> Just about seven years ago I happened to find myself in San Francisco with a very pleasant man who was then an Office Assistant to the Secretary of Defense. We got along well, and he introduced me to several new ideas (mainly the “netwar” paradigm of warfare, which is genuinely a new paradigm in the Kuhnian sense, and which I’ll return to in a later post). I came away feeling highly optimistic about, of all things, the US military. He’d assured me that “NO MORE VIETNAMS” might as well be carved above the West Point gates as Prime Directive, because “asymmetric conflict with amorphous networks of terrorists, who repurpose civilian technologies to terrible ends” was going to be where it was at from now on in — and that Vietnam was always going to be what you got if you stuck with the old paradigm.

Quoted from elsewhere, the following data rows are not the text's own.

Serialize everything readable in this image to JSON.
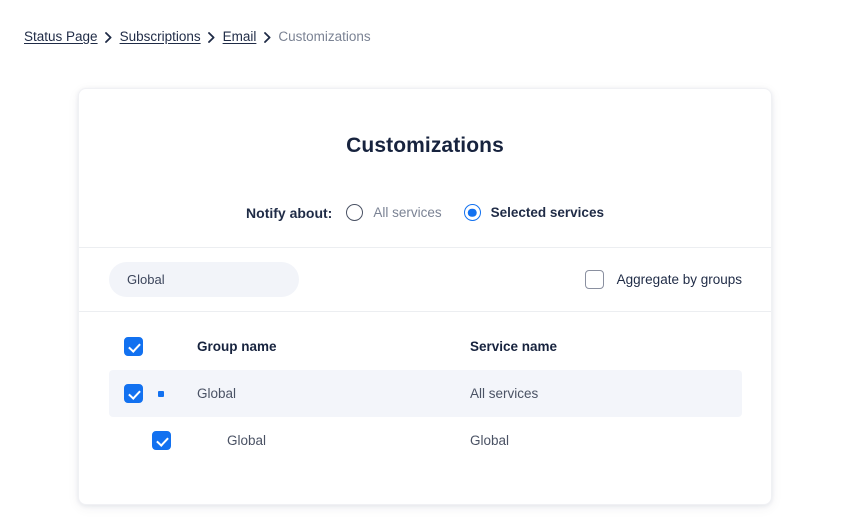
{
  "breadcrumb": {
    "items": [
      {
        "label": "Status Page",
        "current": false
      },
      {
        "label": "Subscriptions",
        "current": false
      },
      {
        "label": "Email",
        "current": false
      },
      {
        "label": "Customizations",
        "current": true
      }
    ],
    "separator_icon": "chevron-right-icon"
  },
  "card": {
    "title": "Customizations",
    "notify": {
      "label": "Notify about:",
      "options": [
        {
          "label": "All services",
          "selected": false
        },
        {
          "label": "Selected services",
          "selected": true
        }
      ]
    },
    "filter_bar": {
      "scope_chip": {
        "value": "Global",
        "placeholder": "Global"
      },
      "aggregate": {
        "label": "Aggregate by groups",
        "checked": false
      }
    },
    "table": {
      "select_all_checked": true,
      "columns": [
        {
          "key": "group",
          "label": "Group name"
        },
        {
          "key": "service",
          "label": "Service name"
        }
      ],
      "rows": [
        {
          "checked": true,
          "indent": false,
          "has_expander_dot": true,
          "highlighted": true,
          "group": "Global",
          "service": "All services"
        },
        {
          "checked": true,
          "indent": true,
          "has_expander_dot": false,
          "highlighted": false,
          "group": "Global",
          "service": "Global"
        }
      ]
    }
  },
  "colors": {
    "accent": "#1271f0",
    "text_dark": "#17233e",
    "text_body": "#4a5264",
    "text_muted": "#7b8394",
    "chip_bg": "#f2f4f9",
    "row_highlight": "#f3f5fa",
    "divider": "#eceef1",
    "page_bg": "#ffffff"
  }
}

>In the days after 9-11 I often took comfort in thinking of this man and the ideas he represented. When asked what I thought the United States would or could do in response to the attacks, I surprised friends by saying that I believed the US military’s intelligentsia already understood the true nature of the conflict better than the enemy did.
>And I still imagine that I was right in that. But the creative intelligence of my friend from the DoD, and so many others like him, prevailed not at all — in the face of ideology, cupidity, stupidity, and a certain tragically crass cunning with regard to the mass pyschology of the American people.
>One actually has to be something of a specialist, today, to even begin to grasp quite how fantastically, how baroquely and at once brutally fucked the situation of the United States has since been made to be.